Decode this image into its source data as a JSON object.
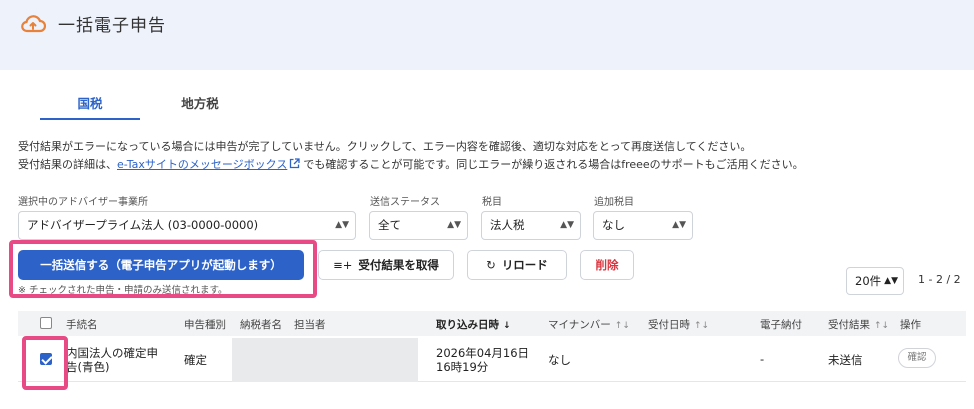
{
  "header": {
    "title": "一括電子申告",
    "icon": "cloud-upload-icon",
    "icon_color": "#e8823a"
  },
  "tabs": [
    {
      "label": "国税",
      "active": true
    },
    {
      "label": "地方税",
      "active": false
    }
  ],
  "notice": {
    "line1": "受付結果がエラーになっている場合には申告が完了していません。クリックして、エラー内容を確認後、適切な対応をとって再度送信してください。",
    "line2_prefix": "受付結果の詳細は、",
    "line2_link": "e-Taxサイトのメッセージボックス",
    "line2_suffix": "でも確認することが可能です。同じエラーが繰り返される場合はfreeeのサポートもご活用ください。"
  },
  "filters": {
    "advisor": {
      "label": "選択中のアドバイザー事業所",
      "value": "アドバイザープライム法人 (03-0000-0000)"
    },
    "status": {
      "label": "送信ステータス",
      "value": "全て"
    },
    "tax_item": {
      "label": "税目",
      "value": "法人税"
    },
    "additional_tax": {
      "label": "追加税目",
      "value": "なし"
    }
  },
  "actions": {
    "bulk_send": "一括送信する（電子申告アプリが起動します）",
    "bulk_send_note": "※ チェックされた申告・申請のみ送信されます。",
    "fetch_results": "受付結果を取得",
    "reload": "リロード",
    "delete": "削除"
  },
  "pagination": {
    "per_page": "20件",
    "range": "1 - 2 / 2"
  },
  "table": {
    "columns": {
      "procedure": "手続名",
      "filing_type": "申告種別",
      "taxpayer": "納税者名",
      "person": "担当者",
      "imported_at": "取り込み日時",
      "my_number": "マイナンバー",
      "received_at": "受付日時",
      "e_payment": "電子納付",
      "result": "受付結果",
      "operation": "操作"
    },
    "rows": [
      {
        "checked": true,
        "procedure_line1": "内国法人の確定申",
        "procedure_line2": "告(青色)",
        "filing_type": "確定",
        "imported_date": "2026年04月16日",
        "imported_time": "16時19分",
        "my_number": "なし",
        "e_payment": "-",
        "result": "未送信",
        "action": "確認"
      }
    ]
  },
  "colors": {
    "accent": "#2d63c8",
    "danger": "#d9353f",
    "highlight": "#e84a86",
    "header_bg": "#eef2fb"
  }
}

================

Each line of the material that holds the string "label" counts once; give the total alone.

-- RESPONSE AREA --
6